Not content with putting their participants in physically challenging environments, the makers of the show created a complex series of voting and elimination rounds (usually carried out in suitably eerie, flame-lit settings, with a few skulls strewn around for good measure) and the inevitable team tasks. The purpose of these elaborate constructions? Unless you’ve never heard the words ‘reality television’ in your life, you'll know the answer. It is to create competition, drama, conflict, anger, tears, confrontations etc. This may seem like a very been-there-done-that trick, but most reality shows we’re familiar with that are guilty of pulling such tricks came after Survivor.
The show has been replicated in many countries around the world and it finally comes to India (on Star Plus, which is promoting it non-stop). At the time of writing this column, the first episode had not been aired, but I did watch the curtain-raiser that introduced us to the 20-odd contestants. They’re an odd bunch, from reality-show regulars like Payal Rohatgi to actors, sportspersons and the by-now-mandatory gay participant. The only thing that struck me was how different they all looked on the show (stripped down to the basics, as it were — the men unshaven and unkempt, the women un-made-up and unkempt). It will be interesting to see how the show works in India.

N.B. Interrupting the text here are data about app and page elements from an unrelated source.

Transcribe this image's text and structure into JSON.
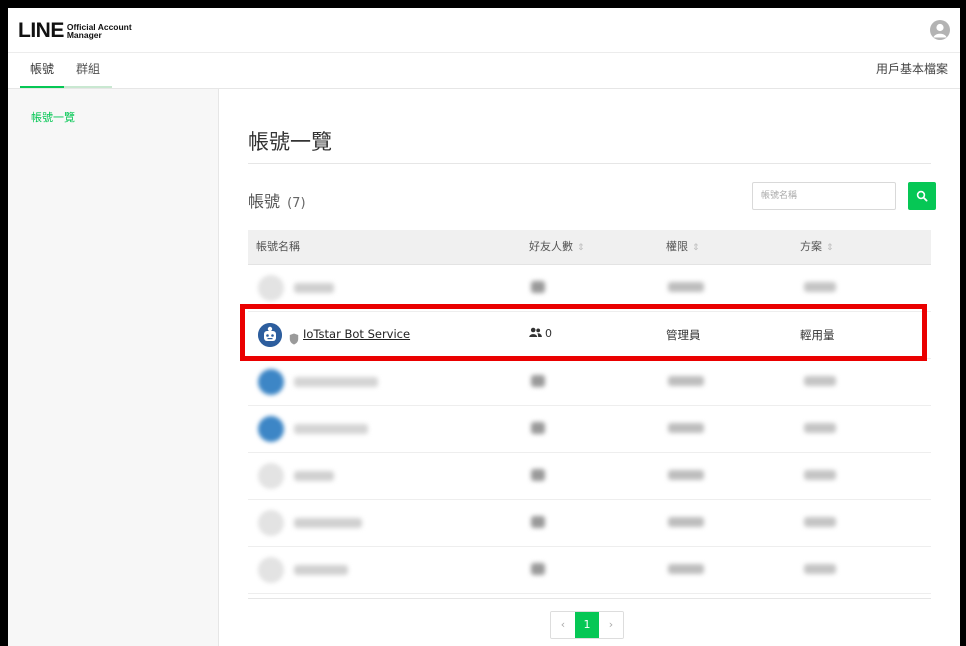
{
  "header": {
    "logo_main": "LINE",
    "logo_sub_line1": "Official Account",
    "logo_sub_line2": "Manager"
  },
  "nav": {
    "tabs": [
      {
        "label": "帳號",
        "active": true
      },
      {
        "label": "群組",
        "active": false
      }
    ],
    "profile_link": "用戶基本檔案"
  },
  "sidebar": {
    "items": [
      {
        "label": "帳號一覽",
        "active": true
      }
    ]
  },
  "main": {
    "page_title": "帳號一覽",
    "section_title": "帳號",
    "section_count": "(7)",
    "search": {
      "placeholder": "帳號名稱",
      "value": ""
    }
  },
  "table": {
    "columns": [
      {
        "label": "帳號名稱",
        "sortable": false
      },
      {
        "label": "好友人數",
        "sortable": true
      },
      {
        "label": "權限",
        "sortable": true
      },
      {
        "label": "方案",
        "sortable": true
      }
    ],
    "highlighted_row": {
      "name": "IoTstar Bot Service",
      "friends": "0",
      "role": "管理員",
      "plan": "輕用量"
    },
    "row_count": 7
  },
  "pagination": {
    "prev": "‹",
    "current": "1",
    "next": "›"
  },
  "colors": {
    "accent": "#06c755",
    "highlight": "#ea0000"
  }
}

Meanwhile, MasterChef India 2 wound up in a well-made, well-paced, neat finale. There was no unnecessary fuss and the focus stayed firmly on the finalists and their food (even though Akshay Kumar was the special guest). The find of this season has been chef Vikas Khanna, who has an engaging, likable TV persona.
And finally: Some of the remaining shows on Life OK. There is Tum Dena Saath Mera, about an innocent small-town couple who move to big, bad Mumbai and what happens to them subsequently. The show is okay (like the channel!), but I’m a little tired of seeing these ultra-conservative, sheltered characters — the young wife in this one regards a bottle of beer with the kind of shock and horror most people would reserve for a mountain of cocaine or heroin. Main Lakshmi Tere Aangan Ki is about a vivacious middle-class girl who dreams of a rich husband. Sapnon Ke Bhanwar Mein is — so far — drama beyond just marriage and home. Though the protagonists are two small-town (again!) sisters, the canvas is larger. It seems the most promising of the lot at the moment.